Is China's turmoil the next Lehman Brothers?
I am taking a break from physics topics to discuss a hot topic of the day: the extreme turmoil on the stock markets due to trouble in China. I am not sure how the system works in other countries, but in US your retirement funds, your nest egg, is usually tied to the stock market fortunes as the largest investors are mutual funds. Every person have his or her tolerance to fluctuations and loss but major evaporation of retirement funds can be very nerve racking. Since I got burned in the past and learned from my mistakes, I want to share some common sense advice you will not easily find otherwise.
The first observation is that unless you are a serious investor willing to commit time and resources into researching individual stocks it makes little difference overall on which mutual fund you select. Each mutual fund is already diversified and by watching how the DOW does you have a pretty good idea how your investments are doing. For the usual ups and downs of the market you do not need to worry at all, you will have an average return of about 8%, but what to do when there are violent price movements like the recent ones?
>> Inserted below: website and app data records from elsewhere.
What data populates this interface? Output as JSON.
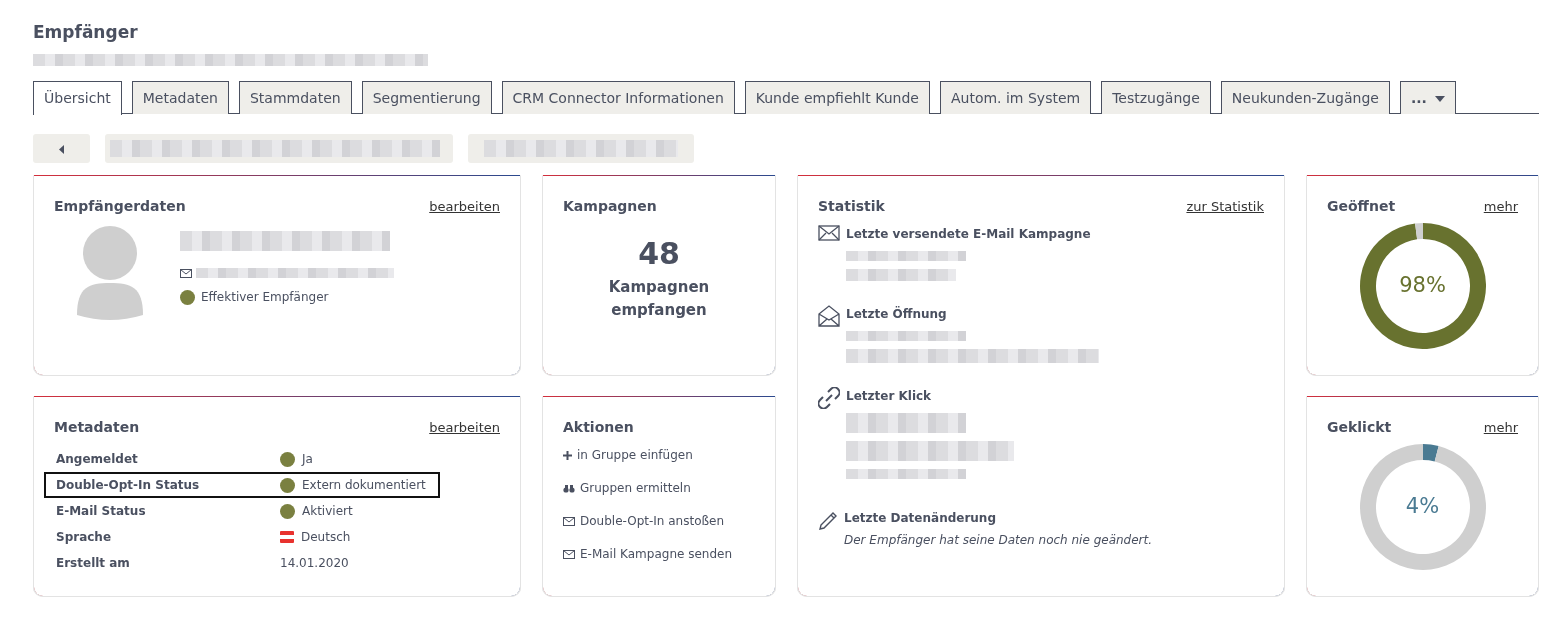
{
  "page": {
    "title": "Empfänger"
  },
  "tabs": [
    {
      "label": "Übersicht",
      "selected": true
    },
    {
      "label": "Metadaten",
      "selected": false
    },
    {
      "label": "Stammdaten",
      "selected": false
    },
    {
      "label": "Segmentierung",
      "selected": false
    },
    {
      "label": "CRM Connector Informationen",
      "selected": false
    },
    {
      "label": "Kunde empfiehlt Kunde",
      "selected": false
    },
    {
      "label": "Autom. im System",
      "selected": false
    },
    {
      "label": "Testzugänge",
      "selected": false
    },
    {
      "label": "Neukunden-Zugänge",
      "selected": false
    },
    {
      "label": "...",
      "selected": false,
      "kind": "more"
    }
  ],
  "recipient": {
    "title": "Empfängerdaten",
    "edit_link": "bearbeiten",
    "status": {
      "text": "Effektiver Empfänger",
      "color": "#7a8040"
    }
  },
  "campaigns": {
    "title": "Kampagnen",
    "count": "48",
    "caption": "Kampagnen empfangen"
  },
  "statistics": {
    "title": "Statistik",
    "link": "zur Statistik",
    "items": [
      {
        "kind": "mail",
        "label": "Letzte versendete E-Mail Kampagne"
      },
      {
        "kind": "open",
        "label": "Letzte Öffnung"
      },
      {
        "kind": "link",
        "label": "Letzter Klick"
      },
      {
        "kind": "edit",
        "label": "Letzte Datenänderung",
        "note": "Der Empfänger hat seine Daten noch nie geändert."
      }
    ]
  },
  "opened": {
    "title": "Geöffnet",
    "link": "mehr",
    "reading": "98%",
    "color": "#68722f",
    "chart_data": {
      "type": "donut",
      "values": [
        98,
        2
      ]
    }
  },
  "metadata": {
    "title": "Metadaten",
    "edit_link": "bearbeiten",
    "rows": [
      {
        "label": "Angemeldet",
        "value": "Ja",
        "kind": "dot",
        "color": "#7a8040",
        "highlighted": false
      },
      {
        "label": "Double-Opt-In Status",
        "value": "Extern dokumentiert",
        "kind": "dot",
        "color": "#7a8040",
        "highlighted": true
      },
      {
        "label": "E-Mail Status",
        "value": "Aktiviert",
        "kind": "dot",
        "color": "#7a8040",
        "highlighted": false
      },
      {
        "label": "Sprache",
        "value": "Deutsch",
        "kind": "flag",
        "highlighted": false
      },
      {
        "label": "Erstellt am",
        "value": "14.01.2020",
        "kind": "text",
        "highlighted": false
      }
    ]
  },
  "actions": {
    "title": "Aktionen",
    "items": [
      {
        "kind": "plus",
        "label": "in Gruppe einfügen"
      },
      {
        "kind": "binoculars",
        "label": "Gruppen ermitteln"
      },
      {
        "kind": "mail",
        "label": "Double-Opt-In anstoßen"
      },
      {
        "kind": "mail",
        "label": "E-Mail Kampagne senden"
      }
    ]
  },
  "clicked": {
    "title": "Geklickt",
    "link": "mehr",
    "reading": "4%",
    "color": "#4a7a92",
    "chart_data": {
      "type": "donut",
      "values": [
        4,
        96
      ]
    }
  }
}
One of the most imbecile advice typically found on CNN by their so-called experts like Richard Quest is that you should not panic and ride out the storm. Is there a topic he is not qualified in? But when the losses exceed 8, 9, 10% this shows that major events are happening and it is not the time to stick your head in the sand and pretend it is business as usual. It is true that overreacting is bad and usually the ordinary investor crowd bets incorrectly. So you need expert advice to understand what is going on, but where do you get such a thing? One possible source is o reach out to your financial adviser, but in general this is not a good idea because those guys make money when you buy stocks and they do not offer unbiased advice. They usually give you the same cookie cutter nonsense of investing for the long term. So you have to realize that you cannot get good financial advice during an unfolding crisis and you should follow the money instead.
If you watch the DOW value, get in the habit to see watch the transaction volume as well. The idea is that large financial institutions do have very serious experts who make decent predictions, and more important, those advice is actually followed. And when large mutual funds decide to make a large move, the volume tells the story. So the advice is simple:
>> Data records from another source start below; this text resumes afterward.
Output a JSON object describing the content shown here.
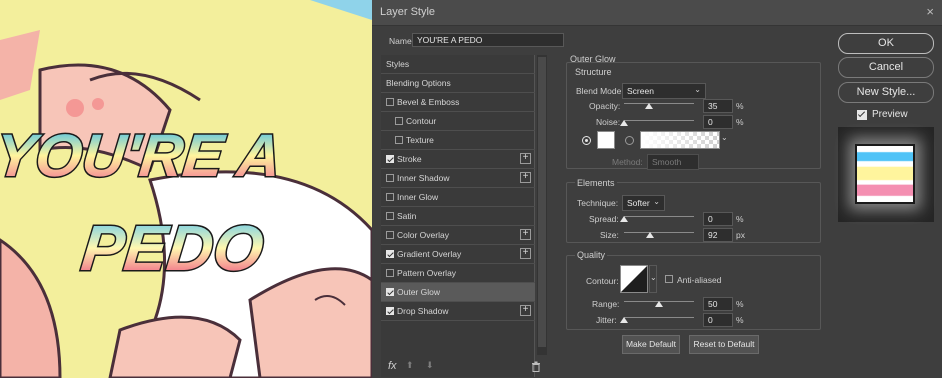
{
  "dialog": {
    "title": "Layer Style",
    "close": "×",
    "name_label": "Name:",
    "name_value": "YOU'RE A PEDO"
  },
  "artwork": {
    "line1": "YOU'RE A",
    "line2": "PEDO"
  },
  "style_list": {
    "header": "Styles",
    "items": [
      {
        "label": "Blending Options",
        "checkbox": false,
        "checked": false,
        "plus": false,
        "indent": false,
        "selected": false
      },
      {
        "label": "Bevel & Emboss",
        "checkbox": true,
        "checked": false,
        "plus": false,
        "indent": false,
        "selected": false
      },
      {
        "label": "Contour",
        "checkbox": true,
        "checked": false,
        "plus": false,
        "indent": true,
        "selected": false
      },
      {
        "label": "Texture",
        "checkbox": true,
        "checked": false,
        "plus": false,
        "indent": true,
        "selected": false
      },
      {
        "label": "Stroke",
        "checkbox": true,
        "checked": true,
        "plus": true,
        "indent": false,
        "selected": false
      },
      {
        "label": "Inner Shadow",
        "checkbox": true,
        "checked": false,
        "plus": true,
        "indent": false,
        "selected": false
      },
      {
        "label": "Inner Glow",
        "checkbox": true,
        "checked": false,
        "plus": false,
        "indent": false,
        "selected": false
      },
      {
        "label": "Satin",
        "checkbox": true,
        "checked": false,
        "plus": false,
        "indent": false,
        "selected": false
      },
      {
        "label": "Color Overlay",
        "checkbox": true,
        "checked": false,
        "plus": true,
        "indent": false,
        "selected": false
      },
      {
        "label": "Gradient Overlay",
        "checkbox": true,
        "checked": true,
        "plus": true,
        "indent": false,
        "selected": false
      },
      {
        "label": "Pattern Overlay",
        "checkbox": true,
        "checked": false,
        "plus": false,
        "indent": false,
        "selected": false
      },
      {
        "label": "Outer Glow",
        "checkbox": true,
        "checked": true,
        "plus": false,
        "indent": false,
        "selected": true
      },
      {
        "label": "Drop Shadow",
        "checkbox": true,
        "checked": true,
        "plus": true,
        "indent": false,
        "selected": false
      }
    ],
    "fx_label": "fx"
  },
  "outer_glow": {
    "title": "Outer Glow",
    "structure": {
      "title": "Structure",
      "blend_mode_label": "Blend Mode:",
      "blend_mode_value": "Screen",
      "opacity_label": "Opacity:",
      "opacity_value": "35",
      "opacity_unit": "%",
      "opacity_level": 0.35,
      "noise_label": "Noise:",
      "noise_value": "0",
      "noise_unit": "%",
      "noise_level": 0,
      "glow_color": "#ffffff",
      "method_label": "Method:",
      "method_value": "Smooth"
    },
    "elements": {
      "title": "Elements",
      "technique_label": "Technique:",
      "technique_value": "Softer",
      "spread_label": "Spread:",
      "spread_value": "0",
      "spread_unit": "%",
      "spread_level": 0,
      "size_label": "Size:",
      "size_value": "92",
      "size_unit": "px",
      "size_level": 0.37
    },
    "quality": {
      "title": "Quality",
      "contour_label": "Contour:",
      "antialiased_label": "Anti-aliased",
      "range_label": "Range:",
      "range_value": "50",
      "range_unit": "%",
      "range_level": 0.5,
      "jitter_label": "Jitter:",
      "jitter_value": "0",
      "jitter_unit": "%",
      "jitter_level": 0
    },
    "make_default": "Make Default",
    "reset_default": "Reset to Default"
  },
  "buttons": {
    "ok": "OK",
    "cancel": "Cancel",
    "new_style": "New Style...",
    "preview": "Preview",
    "preview_checked": true
  },
  "colors": {
    "dialog_bg": "#3e3e3e",
    "selected_row": "#5a5a5a",
    "art_background": "#f3ef9c",
    "text_gradient_top": "#29b6f6",
    "text_gradient_mid": "#fff59d",
    "text_gradient_bottom": "#f06292"
  }
}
- when DOW drops significantly but the volume is close to the average, don't panic and do nothing.
- when DOW drops significantly and the volume is two to three times the average it is time to sell. The large players decided that the outlook is negative.
- when DOW increases significantly but the volume is close to the average, do nothing.
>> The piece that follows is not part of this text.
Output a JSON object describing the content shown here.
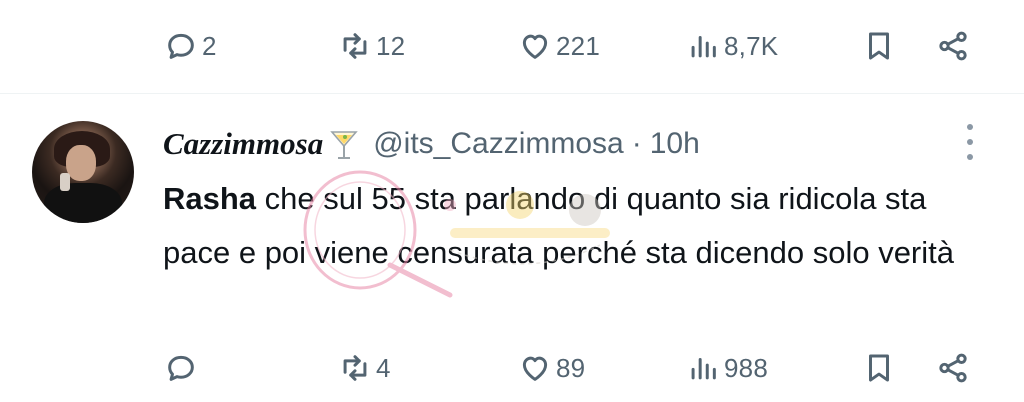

- when DOW increases significantly and the volume is two to three times the average it is time to buy. The large players decided that the outlook is positive.
Sure, you will miss the first big drop, and the first large increase, but in the long term this does not matter. This advice is for the investors who don't have the stomach for large drops in value. If your tolerance for risk is higher or you have the luxury of a really long term investment period measured in many decades then you should not care about the stock market antics in the first place.
Now on the current China turmoil.
Is this a short storm, or the harbinger of a larger trouble like the Lehman Brothers collapse? Honestly, I don't know, and I think nobody knows either. China is now the second largest economy and any turmoil there has large implications. Also the current trouble is the result of irresponsible advice from Chinese leadership to ordinary citizens to buy stocks in a get rich quick scheme. This created a bubble which now burst. But what will the effect be in the psychology of ordinary Chinese citizens? Would this create unbearable social pressure which will result in the change of the political system? Would this impact the real Chinese economy? Nobody knows because this is a first in the modern history of China. When Lehman collapsed, for a few months there was no economic pain. Everyone was reassured that "the economic fundamentals are strong" and this was just a blimp on the radar. But something funny happened: the usual economic activity simply stopped like a switch was turned off because lending between banks froze solid due to sudden lack of confidence. It took a Keynes style influx of money to get the economic engine restarted.